──────── EXCERPTED DATA
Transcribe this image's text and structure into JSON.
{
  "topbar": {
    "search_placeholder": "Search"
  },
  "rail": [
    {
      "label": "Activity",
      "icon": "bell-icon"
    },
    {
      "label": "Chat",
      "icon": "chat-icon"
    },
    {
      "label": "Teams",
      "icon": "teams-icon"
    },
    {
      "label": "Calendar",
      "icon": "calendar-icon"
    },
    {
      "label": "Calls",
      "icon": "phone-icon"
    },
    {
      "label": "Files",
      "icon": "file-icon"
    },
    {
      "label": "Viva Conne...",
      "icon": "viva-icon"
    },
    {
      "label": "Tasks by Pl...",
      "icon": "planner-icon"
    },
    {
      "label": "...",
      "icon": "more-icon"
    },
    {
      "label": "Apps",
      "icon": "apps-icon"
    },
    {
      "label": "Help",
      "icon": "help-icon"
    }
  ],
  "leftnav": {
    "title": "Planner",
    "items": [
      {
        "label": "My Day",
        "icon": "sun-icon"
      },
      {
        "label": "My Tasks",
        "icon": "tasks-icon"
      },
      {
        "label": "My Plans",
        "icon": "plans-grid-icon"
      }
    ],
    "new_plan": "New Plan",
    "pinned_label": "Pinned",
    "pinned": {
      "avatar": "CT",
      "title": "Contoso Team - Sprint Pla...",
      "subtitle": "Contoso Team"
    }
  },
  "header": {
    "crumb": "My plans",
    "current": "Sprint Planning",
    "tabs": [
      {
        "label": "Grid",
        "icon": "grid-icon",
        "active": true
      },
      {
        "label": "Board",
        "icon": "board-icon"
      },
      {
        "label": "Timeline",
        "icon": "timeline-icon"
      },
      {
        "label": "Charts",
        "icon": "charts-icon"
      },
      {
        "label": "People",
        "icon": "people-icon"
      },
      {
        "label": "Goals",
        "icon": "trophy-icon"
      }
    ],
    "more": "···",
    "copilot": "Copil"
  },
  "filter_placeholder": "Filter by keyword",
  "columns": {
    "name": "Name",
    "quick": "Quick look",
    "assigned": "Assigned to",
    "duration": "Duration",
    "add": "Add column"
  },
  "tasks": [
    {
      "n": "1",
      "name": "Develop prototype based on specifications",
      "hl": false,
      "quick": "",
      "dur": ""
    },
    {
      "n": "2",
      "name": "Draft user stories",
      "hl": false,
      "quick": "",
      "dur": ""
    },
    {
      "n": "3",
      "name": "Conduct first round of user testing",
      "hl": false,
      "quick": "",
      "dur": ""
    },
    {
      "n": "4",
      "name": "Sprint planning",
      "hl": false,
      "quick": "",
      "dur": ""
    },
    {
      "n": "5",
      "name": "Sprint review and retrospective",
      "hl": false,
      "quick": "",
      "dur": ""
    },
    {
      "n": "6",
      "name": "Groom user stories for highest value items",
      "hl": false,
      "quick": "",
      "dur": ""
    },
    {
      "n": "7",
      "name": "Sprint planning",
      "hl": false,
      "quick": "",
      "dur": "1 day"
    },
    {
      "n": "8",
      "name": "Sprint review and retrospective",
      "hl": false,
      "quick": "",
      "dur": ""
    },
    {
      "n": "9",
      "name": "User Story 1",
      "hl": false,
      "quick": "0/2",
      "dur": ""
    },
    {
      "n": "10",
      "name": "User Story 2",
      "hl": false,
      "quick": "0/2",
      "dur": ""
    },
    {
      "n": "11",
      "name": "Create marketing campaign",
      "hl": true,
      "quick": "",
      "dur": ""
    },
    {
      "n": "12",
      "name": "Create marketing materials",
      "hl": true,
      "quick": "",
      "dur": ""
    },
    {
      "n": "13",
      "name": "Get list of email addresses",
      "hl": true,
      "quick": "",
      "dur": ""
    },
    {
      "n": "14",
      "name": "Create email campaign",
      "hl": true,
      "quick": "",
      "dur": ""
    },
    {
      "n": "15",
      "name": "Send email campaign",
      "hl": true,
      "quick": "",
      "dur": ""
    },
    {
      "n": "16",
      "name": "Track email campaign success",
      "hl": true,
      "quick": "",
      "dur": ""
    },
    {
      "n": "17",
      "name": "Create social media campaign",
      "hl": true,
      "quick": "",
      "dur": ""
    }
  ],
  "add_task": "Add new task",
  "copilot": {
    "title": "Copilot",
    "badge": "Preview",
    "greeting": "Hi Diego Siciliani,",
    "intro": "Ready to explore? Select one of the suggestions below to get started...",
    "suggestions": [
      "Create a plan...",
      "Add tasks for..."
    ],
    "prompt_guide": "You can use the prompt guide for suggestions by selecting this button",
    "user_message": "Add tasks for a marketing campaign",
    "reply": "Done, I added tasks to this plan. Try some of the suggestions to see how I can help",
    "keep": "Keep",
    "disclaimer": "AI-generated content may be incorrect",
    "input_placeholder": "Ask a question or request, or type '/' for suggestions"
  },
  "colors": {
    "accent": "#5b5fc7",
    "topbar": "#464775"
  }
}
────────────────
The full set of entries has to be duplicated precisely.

Transcribe this image's text and structure into JSON.
{
  "topbar": {
    "search_placeholder": "Search"
  },
  "rail": [
    {
      "label": "Activity",
      "icon": "bell-icon"
    },
    {
      "label": "Chat",
      "icon": "chat-icon"
    },
    {
      "label": "Teams",
      "icon": "teams-icon"
    },
    {
      "label": "Calendar",
      "icon": "calendar-icon"
    },
    {
      "label": "Calls",
      "icon": "phone-icon"
    },
    {
      "label": "Files",
      "icon": "file-icon"
    },
    {
      "label": "Viva Conne...",
      "icon": "viva-icon"
    },
    {
      "label": "Tasks by Pl...",
      "icon": "planner-icon"
    },
    {
      "label": "...",
      "icon": "more-icon"
    },
    {
      "label": "Apps",
      "icon": "apps-icon"
    },
    {
      "label": "Help",
      "icon": "help-icon"
    }
  ],
  "leftnav": {
    "title": "Planner",
    "items": [
      {
        "label": "My Day",
        "icon": "sun-icon"
      },
      {
        "label": "My Tasks",
        "icon": "tasks-icon"
      },
      {
        "label": "My Plans",
        "icon": "plans-grid-icon"
      }
    ],
    "new_plan": "New Plan",
    "pinned_label": "Pinned",
    "pinned": {
      "avatar": "CT",
      "title": "Contoso Team - Sprint Pla...",
      "subtitle": "Contoso Team"
    }
  },
  "header": {
    "crumb": "My plans",
    "current": "Sprint Planning",
    "tabs": [
      {
        "label": "Grid",
        "icon": "grid-icon",
        "active": true
      },
      {
        "label": "Board",
        "icon": "board-icon"
      },
      {
        "label": "Timeline",
        "icon": "timeline-icon"
      },
      {
        "label": "Charts",
        "icon": "charts-icon"
      },
      {
        "label": "People",
        "icon": "people-icon"
      },
      {
        "label": "Goals",
        "icon": "trophy-icon"
      }
    ],
    "more": "···",
    "copilot": "Copil"
  },
  "filter_placeholder": "Filter by keyword",
  "columns": {
    "name": "Name",
    "quick": "Quick look",
    "assigned": "Assigned to",
    "duration": "Duration",
    "add": "Add column"
  },
  "tasks": [
    {
      "n": "1",
      "name": "Develop prototype based on specifications",
      "hl": false,
      "quick": "",
      "dur": ""
    },
    {
      "n": "2",
      "name": "Draft user stories",
      "hl": false,
      "quick": "",
      "dur": ""
    },
    {
      "n": "3",
      "name": "Conduct first round of user testing",
      "hl": false,
      "quick": "",
      "dur": ""
    },
    {
      "n": "4",
      "name": "Sprint planning",
      "hl": false,
      "quick": "",
      "dur": ""
    },
    {
      "n": "5",
      "name": "Sprint review and retrospective",
      "hl": false,
      "quick": "",
      "dur": ""
    },
    {
      "n": "6",
      "name": "Groom user stories for highest value items",
      "hl": false,
      "quick": "",
      "dur": ""
    },
    {
      "n": "7",
      "name": "Sprint planning",
      "hl": false,
      "quick": "",
      "dur": "1 day"
    },
    {
      "n": "8",
      "name": "Sprint review and retrospective",
      "hl": false,
      "quick": "",
      "dur": ""
    },
    {
      "n": "9",
      "name": "User Story 1",
      "hl": false,
      "quick": "0/2",
      "dur": ""
    },
    {
      "n": "10",
      "name": "User Story 2",
      "hl": false,
      "quick": "0/2",
      "dur": ""
    },
    {
      "n": "11",
      "name": "Create marketing campaign",
      "hl": true,
      "quick": "",
      "dur": ""
    },
    {
      "n": "12",
      "name": "Create marketing materials",
      "hl": true,
      "quick": "",
      "dur": ""
    },
    {
      "n": "13",
      "name": "Get list of email addresses",
      "hl": true,
      "quick": "",
      "dur": ""
    },
    {
      "n": "14",
      "name": "Create email campaign",
      "hl": true,
      "quick": "",
      "dur": ""
    },
    {
      "n": "15",
      "name": "Send email campaign",
      "hl": true,
      "quick": "",
      "dur": ""
    },
    {
      "n": "16",
      "name": "Track email campaign success",
      "hl": true,
      "quick": "",
      "dur": ""
    },
    {
      "n": "17",
      "name": "Create social media campaign",
      "hl": true,
      "quick": "",
      "dur": ""
    }
  ],
  "add_task": "Add new task",
  "copilot": {
    "title": "Copilot",
    "badge": "Preview",
    "greeting": "Hi Diego Siciliani,",
    "intro": "Ready to explore? Select one of the suggestions below to get started...",
    "suggestions": [
      "Create a plan...",
      "Add tasks for..."
    ],
    "prompt_guide": "You can use the prompt guide for suggestions by selecting this button",
    "user_message": "Add tasks for a marketing campaign",
    "reply": "Done, I added tasks to this plan. Try some of the suggestions to see how I can help",
    "keep": "Keep",
    "disclaimer": "AI-generated content may be incorrect",
    "input_placeholder": "Ask a question or request, or type '/' for suggestions"
  },
  "colors": {
    "accent": "#5b5fc7",
    "topbar": "#464775"
  }
}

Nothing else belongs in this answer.